___ THE RECORDS

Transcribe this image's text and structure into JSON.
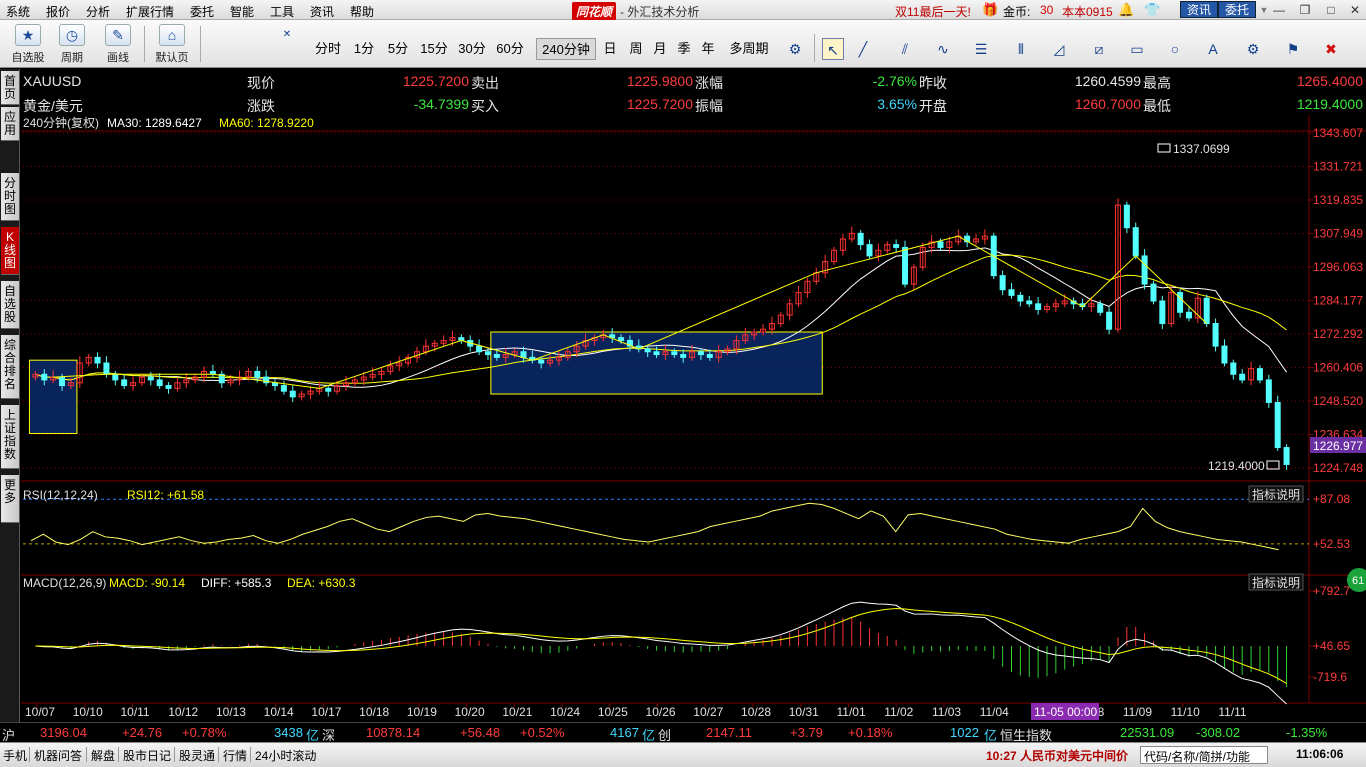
{
  "menubar": {
    "items": [
      "系统",
      "报价",
      "分析",
      "扩展行情",
      "委托",
      "智能",
      "工具",
      "资讯",
      "帮助"
    ],
    "logo": "同花顺",
    "window_title": "- 外汇技术分析",
    "promo": "双11最后一天!",
    "coins_label": "金币:",
    "coins_value": "30",
    "account": "本本0915",
    "info_button": "资讯",
    "trade_button": "委托"
  },
  "toolbar": {
    "self_select": "自选股",
    "cycle": "周期",
    "draw": "画线",
    "default_page": "默认页",
    "periods": [
      "分时",
      "1分",
      "5分",
      "15分",
      "30分",
      "60分",
      "240分钟",
      "日",
      "周",
      "月",
      "季",
      "年",
      "多周期"
    ],
    "active_period": "240分钟"
  },
  "left_tabs": [
    "首页",
    "应用",
    "分时图",
    "K线图",
    "自选股",
    "综合排名",
    "上证指数",
    "更多"
  ],
  "quote": {
    "symbol": "XAUUSD",
    "name": "黄金/美元",
    "current_label": "现价",
    "current": "1225.7200",
    "change_label": "涨跌",
    "change": "-34.7399",
    "sell_label": "卖出",
    "sell": "1225.9800",
    "buy_label": "买入",
    "buy": "1225.7200",
    "pct_label": "涨幅",
    "pct": "-2.76%",
    "amp_label": "振幅",
    "amp": "3.65%",
    "prev_label": "昨收",
    "prev": "1260.4599",
    "open_label": "开盘",
    "open": "1260.7000",
    "high_label": "最高",
    "high": "1265.4000",
    "low_label": "最低",
    "low": "1219.4000"
  },
  "chart_data": {
    "type": "candlestick",
    "ma_label": "240分钟(复权)",
    "ma30_text": "MA30: 1289.6427",
    "ma60_text": "MA60: 1278.9220",
    "price_axis": [
      "1343.607",
      "1331.721",
      "1319.835",
      "1307.949",
      "1296.063",
      "1284.177",
      "1272.292",
      "1260.406",
      "1248.520",
      "1236.634",
      "1224.748"
    ],
    "price_range": [
      1224.748,
      1343.607
    ],
    "current_price_tag": "1226.977",
    "max_marker": "1337.0699",
    "min_marker": "1219.4000",
    "rsi_label": "RSI(12,12,24)",
    "rsi_value_text": "RSI12: +61.58",
    "rsi_axis": [
      "+87.08",
      "+52.53"
    ],
    "macd_label": "MACD(12,26,9)",
    "macd_value_text": "MACD: -90.14",
    "diff_text": "DIFF: +585.3",
    "dea_text": "DEA: +630.3",
    "macd_axis": [
      "+792.7",
      "+46.65",
      "-719.6"
    ],
    "indicator_button": "指标说明",
    "dates": [
      "10/07",
      "10/10",
      "10/11",
      "10/12",
      "10/13",
      "10/14",
      "10/17",
      "10/18",
      "10/19",
      "10/20",
      "10/21",
      "10/24",
      "10/25",
      "10/26",
      "10/27",
      "10/28",
      "10/31",
      "11/01",
      "11/02",
      "11/03",
      "11/04",
      "11-05 00:00",
      "11/08",
      "11/09",
      "11/10",
      "11/11"
    ],
    "cursor_date": "11-05 00:00",
    "close": [
      1258,
      1256,
      1257,
      1254,
      1255,
      1262,
      1264,
      1262,
      1258,
      1256,
      1254,
      1255,
      1257,
      1256,
      1254,
      1253,
      1255,
      1256,
      1257,
      1259,
      1258,
      1255,
      1256,
      1257,
      1259,
      1257,
      1255,
      1254,
      1252,
      1250,
      1251,
      1252,
      1253,
      1252,
      1254,
      1255,
      1256,
      1257,
      1258,
      1259,
      1261,
      1262,
      1264,
      1266,
      1268,
      1269,
      1270,
      1271,
      1270,
      1268,
      1266,
      1265,
      1264,
      1265,
      1266,
      1264,
      1263,
      1262,
      1263,
      1264,
      1266,
      1268,
      1270,
      1271,
      1272,
      1271,
      1270,
      1268,
      1267,
      1266,
      1265,
      1266,
      1265,
      1264,
      1266,
      1265,
      1264,
      1266,
      1267,
      1270,
      1272,
      1273,
      1274,
      1276,
      1279,
      1283,
      1287,
      1291,
      1294,
      1298,
      1302,
      1306,
      1308,
      1304,
      1300,
      1302,
      1304,
      1303,
      1290,
      1296,
      1303,
      1305,
      1303,
      1305,
      1307,
      1305,
      1306,
      1307,
      1293,
      1288,
      1286,
      1284,
      1283,
      1281,
      1282,
      1283,
      1284,
      1283,
      1282,
      1283,
      1280,
      1274,
      1318,
      1310,
      1300,
      1290,
      1284,
      1276,
      1287,
      1280,
      1278,
      1285,
      1276,
      1268,
      1262,
      1258,
      1256,
      1260,
      1256,
      1248,
      1232,
      1226
    ],
    "rsi_values": [
      55,
      60,
      54,
      52,
      56,
      62,
      58,
      57,
      55,
      52,
      54,
      56,
      58,
      55,
      53,
      54,
      56,
      57,
      59,
      55,
      53,
      56,
      60,
      63,
      66,
      70,
      72,
      68,
      64,
      62,
      66,
      70,
      73,
      74,
      72,
      70,
      75,
      76,
      74,
      73,
      72,
      70,
      68,
      66,
      64,
      62,
      60,
      58,
      56,
      55,
      54,
      56,
      58,
      60,
      62,
      66,
      68,
      70,
      72,
      74,
      78,
      80,
      82,
      84,
      83,
      80,
      76,
      72,
      78,
      74,
      62,
      75,
      76,
      74,
      72,
      70,
      68,
      66,
      64,
      60,
      58,
      56,
      55,
      54,
      53,
      56,
      58,
      60,
      62,
      66,
      80,
      70,
      65,
      62,
      60,
      58,
      56,
      55,
      54,
      52,
      50,
      48
    ],
    "rsi_current": 61.58
  },
  "ticker": {
    "sh_label": "沪",
    "sh_index": "3196.04",
    "sh_chg": "+24.76",
    "sh_pct": "+0.78%",
    "sh_vol": "3438",
    "sh_unit": "亿",
    "sz_label": "深",
    "sz_index": "10878.14",
    "sz_chg": "+56.48",
    "sz_pct": "+0.52%",
    "sz_vol": "4167",
    "sz_unit": "亿",
    "cy_label": "创",
    "cy_index": "2147.11",
    "cy_chg": "+3.79",
    "cy_pct": "+0.18%",
    "cy_vol": "1022",
    "cy_unit": "亿",
    "hs_label": "恒生指数",
    "hs_index": "22531.09",
    "hs_chg": "-308.02",
    "hs_pct": "-1.35%"
  },
  "statusbar": {
    "tabs": [
      "手机",
      "机器问答",
      "解盘",
      "股市日记",
      "股灵通",
      "行情",
      "24小时滚动"
    ],
    "news": "10:27 人民币对美元中间价",
    "search_placeholder": "代码/名称/简拼/功能",
    "time": "11:06:06"
  },
  "colors": {
    "up": "#ff3232",
    "down": "#54ffff",
    "ma30": "#ffffff",
    "ma60": "#ffff00",
    "background": "#000000",
    "grid": "#7a0000"
  }
}
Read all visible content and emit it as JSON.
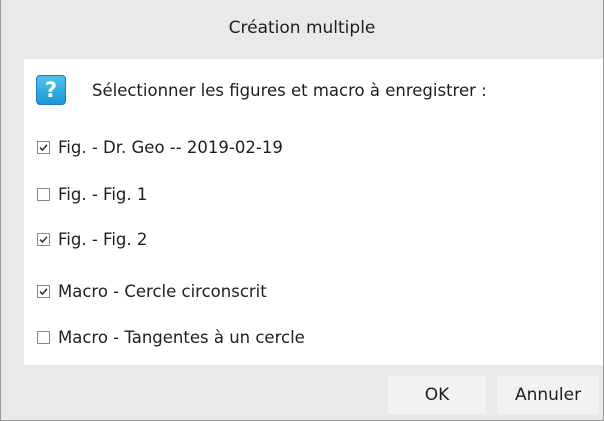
{
  "dialog": {
    "title": "Création multiple",
    "prompt": "Sélectionner les figures et macro à enregistrer :",
    "icon": "question-icon",
    "items": [
      {
        "label": "Fig. - Dr. Geo --  2019-02-19",
        "checked": true
      },
      {
        "label": "Fig. - Fig. 1",
        "checked": false
      },
      {
        "label": "Fig. - Fig. 2",
        "checked": true
      },
      {
        "label": "Macro - Cercle circonscrit",
        "checked": true
      },
      {
        "label": "Macro - Tangentes à un cercle",
        "checked": false
      }
    ],
    "ok_label": "OK",
    "cancel_label": "Annuler"
  },
  "colors": {
    "dialog_bg": "#e9e9e9",
    "content_bg": "#ffffff",
    "accent": "#2aa3e0"
  }
}
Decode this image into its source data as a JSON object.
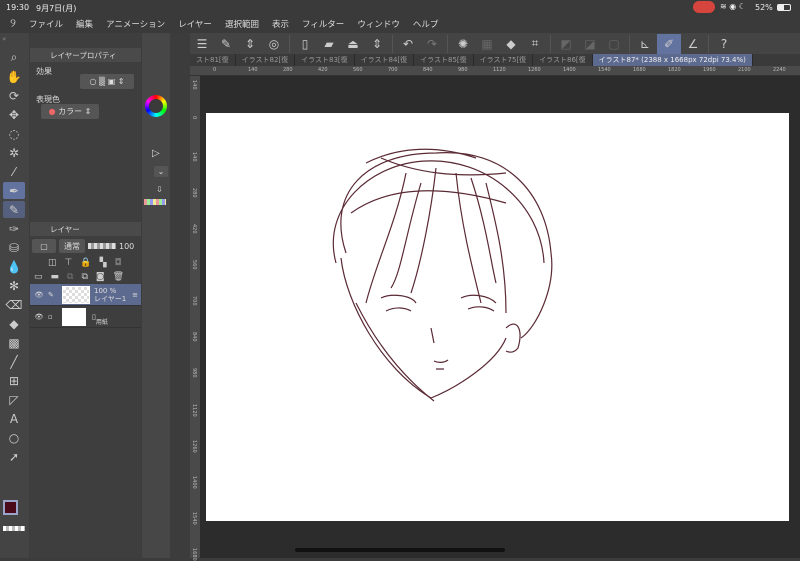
{
  "status": {
    "time": "19:30",
    "date": "9月7日(月)",
    "battery": "52%"
  },
  "menu": [
    "ファイル",
    "編集",
    "アニメーション",
    "レイヤー",
    "選択範囲",
    "表示",
    "フィルター",
    "ウィンドウ",
    "ヘルプ"
  ],
  "tabs": [
    "スト81[復",
    "イラスト82[復",
    "イラスト83[復",
    "イラスト84[復",
    "イラスト85[復",
    "イラスト75[復",
    "イラスト86[復",
    "イラスト87* (2388 x 1668px 72dpi 73.4%)"
  ],
  "hruler": [
    "0",
    "140",
    "280",
    "420",
    "560",
    "700",
    "840",
    "980",
    "1120",
    "1260",
    "1400",
    "1540",
    "1680",
    "1820",
    "1960",
    "2100",
    "2240"
  ],
  "vruler": [
    "140",
    "0",
    "140",
    "280",
    "420",
    "560",
    "700",
    "840",
    "980",
    "1120",
    "1260",
    "1400",
    "1540",
    "1680"
  ],
  "layer_property": {
    "title": "レイヤープロパティ",
    "effect_label": "効果",
    "color_label": "表現色",
    "color_value": "カラー"
  },
  "layers_panel": {
    "title": "レイヤー",
    "blend": "通常",
    "opacity": "100",
    "layers": [
      {
        "opacity": "100 %",
        "mode": "通常",
        "name": "レイヤー1"
      },
      {
        "name": "用紙"
      }
    ]
  },
  "colors": {
    "main": "#4a0a1a",
    "sub": "#3a0508",
    "accent": "#6373a0",
    "mic": "#d6453d",
    "stroke": "#5a2a35"
  }
}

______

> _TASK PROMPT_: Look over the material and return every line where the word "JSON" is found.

> _RESULT_:
Transcribe this image's text and structure into JSON.
Read all visible content and emit it as JSON.
Decode this image into its source data as a JSON object.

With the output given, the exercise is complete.